Entries from a dataset of interfaces:

_____

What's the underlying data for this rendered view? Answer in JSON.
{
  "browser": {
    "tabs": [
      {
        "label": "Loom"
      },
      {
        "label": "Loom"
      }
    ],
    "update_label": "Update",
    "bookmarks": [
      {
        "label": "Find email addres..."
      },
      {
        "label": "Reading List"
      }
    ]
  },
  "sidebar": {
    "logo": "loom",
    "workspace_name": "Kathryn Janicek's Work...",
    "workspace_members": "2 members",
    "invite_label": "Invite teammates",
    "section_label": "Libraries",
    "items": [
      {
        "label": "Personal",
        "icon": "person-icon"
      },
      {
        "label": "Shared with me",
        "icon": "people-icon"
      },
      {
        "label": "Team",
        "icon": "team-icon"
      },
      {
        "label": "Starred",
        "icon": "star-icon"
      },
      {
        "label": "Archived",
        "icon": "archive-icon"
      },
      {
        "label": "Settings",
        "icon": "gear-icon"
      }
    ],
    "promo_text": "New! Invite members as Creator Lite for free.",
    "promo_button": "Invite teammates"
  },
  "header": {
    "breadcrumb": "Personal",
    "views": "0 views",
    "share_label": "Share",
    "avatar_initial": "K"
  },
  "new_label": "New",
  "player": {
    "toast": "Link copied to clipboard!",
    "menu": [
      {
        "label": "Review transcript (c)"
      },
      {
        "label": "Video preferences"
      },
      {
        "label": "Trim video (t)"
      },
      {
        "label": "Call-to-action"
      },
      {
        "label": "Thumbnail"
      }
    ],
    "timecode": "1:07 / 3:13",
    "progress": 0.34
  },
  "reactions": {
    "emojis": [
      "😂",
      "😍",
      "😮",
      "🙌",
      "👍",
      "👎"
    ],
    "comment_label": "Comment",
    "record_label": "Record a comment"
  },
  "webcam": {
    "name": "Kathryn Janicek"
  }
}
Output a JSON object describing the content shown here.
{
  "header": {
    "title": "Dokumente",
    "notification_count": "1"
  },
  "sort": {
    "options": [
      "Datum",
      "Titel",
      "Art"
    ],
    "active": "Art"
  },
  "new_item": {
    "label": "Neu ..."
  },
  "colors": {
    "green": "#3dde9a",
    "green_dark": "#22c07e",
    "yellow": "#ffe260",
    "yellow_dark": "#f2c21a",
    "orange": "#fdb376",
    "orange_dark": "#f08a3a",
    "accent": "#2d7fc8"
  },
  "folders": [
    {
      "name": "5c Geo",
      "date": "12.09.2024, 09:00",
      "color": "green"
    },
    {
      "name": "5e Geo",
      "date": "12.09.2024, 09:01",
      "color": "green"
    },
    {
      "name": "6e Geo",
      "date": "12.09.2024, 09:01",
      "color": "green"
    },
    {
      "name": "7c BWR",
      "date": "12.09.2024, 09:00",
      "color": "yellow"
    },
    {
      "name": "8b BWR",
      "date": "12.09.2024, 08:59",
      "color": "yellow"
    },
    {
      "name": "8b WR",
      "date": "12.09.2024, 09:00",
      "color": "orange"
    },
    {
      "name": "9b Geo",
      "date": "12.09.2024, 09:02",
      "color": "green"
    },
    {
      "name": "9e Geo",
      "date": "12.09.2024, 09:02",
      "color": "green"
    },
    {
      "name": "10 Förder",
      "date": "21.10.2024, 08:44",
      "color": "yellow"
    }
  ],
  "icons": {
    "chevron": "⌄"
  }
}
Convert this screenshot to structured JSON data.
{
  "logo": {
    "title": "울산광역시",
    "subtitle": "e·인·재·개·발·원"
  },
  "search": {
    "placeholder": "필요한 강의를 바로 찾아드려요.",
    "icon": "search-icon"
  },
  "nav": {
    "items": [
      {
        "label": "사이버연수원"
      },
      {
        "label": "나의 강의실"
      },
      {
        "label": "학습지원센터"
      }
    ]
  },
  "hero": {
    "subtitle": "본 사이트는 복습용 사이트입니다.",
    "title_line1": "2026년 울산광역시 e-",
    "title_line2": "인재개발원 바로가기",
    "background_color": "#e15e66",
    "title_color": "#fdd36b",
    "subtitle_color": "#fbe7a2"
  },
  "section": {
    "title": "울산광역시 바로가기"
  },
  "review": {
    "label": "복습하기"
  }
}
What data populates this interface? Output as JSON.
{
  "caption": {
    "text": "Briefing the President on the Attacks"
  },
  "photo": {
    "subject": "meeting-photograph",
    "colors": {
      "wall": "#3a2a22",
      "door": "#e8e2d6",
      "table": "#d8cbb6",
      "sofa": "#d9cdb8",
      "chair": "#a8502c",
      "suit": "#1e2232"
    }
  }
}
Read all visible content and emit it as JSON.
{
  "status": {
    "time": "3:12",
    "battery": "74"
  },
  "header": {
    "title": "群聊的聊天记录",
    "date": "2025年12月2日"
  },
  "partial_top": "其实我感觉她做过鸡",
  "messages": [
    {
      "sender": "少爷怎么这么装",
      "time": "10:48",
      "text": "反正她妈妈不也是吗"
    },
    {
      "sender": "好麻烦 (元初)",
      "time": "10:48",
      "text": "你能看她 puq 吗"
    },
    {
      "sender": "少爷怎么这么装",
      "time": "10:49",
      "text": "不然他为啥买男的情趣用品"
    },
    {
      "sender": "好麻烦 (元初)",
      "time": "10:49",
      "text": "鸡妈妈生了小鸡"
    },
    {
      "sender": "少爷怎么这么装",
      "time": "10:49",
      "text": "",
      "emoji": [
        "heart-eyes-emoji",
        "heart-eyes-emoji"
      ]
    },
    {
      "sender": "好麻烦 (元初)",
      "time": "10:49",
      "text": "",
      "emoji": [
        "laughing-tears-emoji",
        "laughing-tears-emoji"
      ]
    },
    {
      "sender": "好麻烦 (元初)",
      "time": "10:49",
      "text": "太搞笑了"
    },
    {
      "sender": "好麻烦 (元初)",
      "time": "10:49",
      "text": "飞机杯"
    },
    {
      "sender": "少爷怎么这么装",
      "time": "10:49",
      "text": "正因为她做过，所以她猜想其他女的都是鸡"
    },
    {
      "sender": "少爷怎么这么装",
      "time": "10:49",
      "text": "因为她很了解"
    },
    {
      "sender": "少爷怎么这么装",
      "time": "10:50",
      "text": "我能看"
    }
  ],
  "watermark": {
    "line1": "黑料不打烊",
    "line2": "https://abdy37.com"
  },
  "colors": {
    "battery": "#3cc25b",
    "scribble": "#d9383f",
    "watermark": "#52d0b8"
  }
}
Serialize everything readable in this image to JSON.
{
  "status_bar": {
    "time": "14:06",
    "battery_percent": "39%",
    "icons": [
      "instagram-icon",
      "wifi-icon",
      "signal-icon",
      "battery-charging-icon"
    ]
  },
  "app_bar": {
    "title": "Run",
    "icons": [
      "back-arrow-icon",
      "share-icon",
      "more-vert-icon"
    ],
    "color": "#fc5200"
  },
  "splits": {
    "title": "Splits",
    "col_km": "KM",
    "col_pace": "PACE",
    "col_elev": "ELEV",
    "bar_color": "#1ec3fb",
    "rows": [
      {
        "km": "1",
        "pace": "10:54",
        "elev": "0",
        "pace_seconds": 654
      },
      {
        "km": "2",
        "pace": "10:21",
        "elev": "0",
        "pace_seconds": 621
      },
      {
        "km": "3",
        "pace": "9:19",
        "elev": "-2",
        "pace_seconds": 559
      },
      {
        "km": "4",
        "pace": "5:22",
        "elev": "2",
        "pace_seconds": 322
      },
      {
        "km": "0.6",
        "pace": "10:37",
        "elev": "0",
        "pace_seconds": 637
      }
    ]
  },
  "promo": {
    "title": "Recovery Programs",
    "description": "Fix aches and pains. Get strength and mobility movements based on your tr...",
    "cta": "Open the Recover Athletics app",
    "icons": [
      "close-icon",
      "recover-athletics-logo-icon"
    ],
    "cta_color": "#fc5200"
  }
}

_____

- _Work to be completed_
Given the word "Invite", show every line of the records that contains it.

- _Answer below_
    "invite_label": "Invite teammates",
    "promo_text": "New! Invite members as Creator Lite for free.",
    "promo_button": "Invite teammates"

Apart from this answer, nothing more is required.